Sharing the source is a forum rule for posting your mods here. If it wasn't I wouldn't have posted my source at all, to be honest.

Share this post


Link to post
Share on other sites

Well, I was speaking on the License itself. It may be required that you share the source, however it is not required that you use an Open Source License (as far as I am aware, I may have misread something). This is not uncommon, it allows people to learn without giving them free reign with your Source.

If you truly don't want your source shared, well there is always the option of not sharing your mod at all, or distributing it in your own locations/sources.

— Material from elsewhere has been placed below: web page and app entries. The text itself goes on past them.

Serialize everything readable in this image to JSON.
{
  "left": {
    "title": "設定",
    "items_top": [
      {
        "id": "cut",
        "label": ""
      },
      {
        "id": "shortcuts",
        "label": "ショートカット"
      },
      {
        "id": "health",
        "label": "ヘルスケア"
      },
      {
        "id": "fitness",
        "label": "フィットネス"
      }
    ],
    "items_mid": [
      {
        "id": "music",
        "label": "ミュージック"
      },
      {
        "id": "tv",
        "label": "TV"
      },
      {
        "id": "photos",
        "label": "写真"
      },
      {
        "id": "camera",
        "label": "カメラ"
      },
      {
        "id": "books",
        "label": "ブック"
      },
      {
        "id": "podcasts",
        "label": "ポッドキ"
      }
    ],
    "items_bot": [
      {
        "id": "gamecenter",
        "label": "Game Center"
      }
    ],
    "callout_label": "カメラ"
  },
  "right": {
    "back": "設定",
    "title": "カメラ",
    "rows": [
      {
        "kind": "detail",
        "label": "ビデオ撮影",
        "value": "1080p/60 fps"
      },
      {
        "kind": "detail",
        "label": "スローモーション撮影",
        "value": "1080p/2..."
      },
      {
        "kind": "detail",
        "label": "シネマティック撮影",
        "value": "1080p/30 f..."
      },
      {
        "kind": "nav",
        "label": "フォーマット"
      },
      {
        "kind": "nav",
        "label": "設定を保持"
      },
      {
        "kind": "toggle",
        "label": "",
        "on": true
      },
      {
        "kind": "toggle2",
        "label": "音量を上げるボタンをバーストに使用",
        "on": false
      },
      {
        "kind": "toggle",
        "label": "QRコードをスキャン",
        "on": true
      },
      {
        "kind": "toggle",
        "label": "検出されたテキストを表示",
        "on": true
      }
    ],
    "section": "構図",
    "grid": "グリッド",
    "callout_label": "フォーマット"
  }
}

Otherwise, in keeping with the Rules here, you can use a Non-Open Source License, which does not allow people to re-use your Code.

I, Personally, Love the focus on Open Source and encouraging people to use it. A lot of KSP is built using Open Source Projects, which would not even exist without sharing code. That they recognize this and encourage sharing, is Awesome to me. Can you honestly say you have never looked at another Mod Authors code? Or never read any information shared by others? If so, good for you that is awesome, but if not then, at least to me, it is kind of hypocritical to expect everyone to give information, and not want to share back. That is just my Personal View on that situation though.

Edited by Corodius

Share this post


Link to post
Share on other sites
This thread is quite old. Please consider starting a new thread rather than reviving this one.

Join the conversation

You can post now and register later. If you have an account, sign in now to post with your account.
Note: Your post will require moderator approval before it will be visible.

Guest
Reply to this topic...

×   Pasted as rich text.   Paste as plain text instead

  Only 75 emoji are allowed.

×   Your link has been automatically embedded.   Display as a link instead

×   Your previous content has been restored.   Clear editor

×   You cannot paste images directly. Upload or insert images from URL.

Sign in to follow this